What the task asks >>
In the entries that follow, find the word "productoptions" and report each line it is on.
Provided information Start Marker
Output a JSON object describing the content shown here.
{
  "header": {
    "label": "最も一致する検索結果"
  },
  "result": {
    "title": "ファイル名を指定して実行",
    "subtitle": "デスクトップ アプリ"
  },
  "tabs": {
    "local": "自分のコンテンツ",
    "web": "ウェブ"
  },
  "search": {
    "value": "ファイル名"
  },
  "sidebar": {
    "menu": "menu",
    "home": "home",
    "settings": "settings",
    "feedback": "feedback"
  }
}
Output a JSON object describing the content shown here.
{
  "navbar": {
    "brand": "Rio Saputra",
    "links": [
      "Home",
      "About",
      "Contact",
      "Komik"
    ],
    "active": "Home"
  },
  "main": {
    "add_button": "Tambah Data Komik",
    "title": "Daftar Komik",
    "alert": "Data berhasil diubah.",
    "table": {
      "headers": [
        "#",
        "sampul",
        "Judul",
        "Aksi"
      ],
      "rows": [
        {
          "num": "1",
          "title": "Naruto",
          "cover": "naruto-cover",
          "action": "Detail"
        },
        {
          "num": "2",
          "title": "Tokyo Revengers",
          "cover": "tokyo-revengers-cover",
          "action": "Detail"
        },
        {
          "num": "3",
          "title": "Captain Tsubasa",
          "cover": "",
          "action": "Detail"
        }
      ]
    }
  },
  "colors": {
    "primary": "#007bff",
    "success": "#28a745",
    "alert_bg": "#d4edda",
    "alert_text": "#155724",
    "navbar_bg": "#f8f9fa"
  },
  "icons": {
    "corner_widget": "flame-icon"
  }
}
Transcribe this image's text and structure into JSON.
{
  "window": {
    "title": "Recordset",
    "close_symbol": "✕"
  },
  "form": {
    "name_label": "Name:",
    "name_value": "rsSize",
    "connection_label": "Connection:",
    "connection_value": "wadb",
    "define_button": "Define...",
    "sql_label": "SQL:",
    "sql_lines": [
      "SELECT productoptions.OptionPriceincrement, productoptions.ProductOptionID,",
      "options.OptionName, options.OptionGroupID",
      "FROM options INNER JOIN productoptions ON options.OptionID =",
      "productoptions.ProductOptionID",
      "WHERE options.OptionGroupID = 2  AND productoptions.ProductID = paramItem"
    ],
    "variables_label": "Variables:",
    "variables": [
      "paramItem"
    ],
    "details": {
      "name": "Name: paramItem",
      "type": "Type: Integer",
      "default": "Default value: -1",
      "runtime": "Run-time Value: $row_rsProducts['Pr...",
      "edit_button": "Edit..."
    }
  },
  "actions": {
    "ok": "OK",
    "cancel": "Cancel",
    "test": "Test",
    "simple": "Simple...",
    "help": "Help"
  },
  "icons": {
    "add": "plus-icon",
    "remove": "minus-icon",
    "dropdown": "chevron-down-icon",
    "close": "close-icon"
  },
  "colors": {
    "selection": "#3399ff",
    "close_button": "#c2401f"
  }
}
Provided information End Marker
Expected answer >>
      "SELECT productoptions.OptionPriceincrement, productoptions.ProductOptionID,",
      "FROM options INNER JOIN productoptions ON options.OptionID =",
      "productoptions.ProductOptionID",
      "WHERE options.OptionGroupID = 2  AND productoptions.ProductID = paramItem"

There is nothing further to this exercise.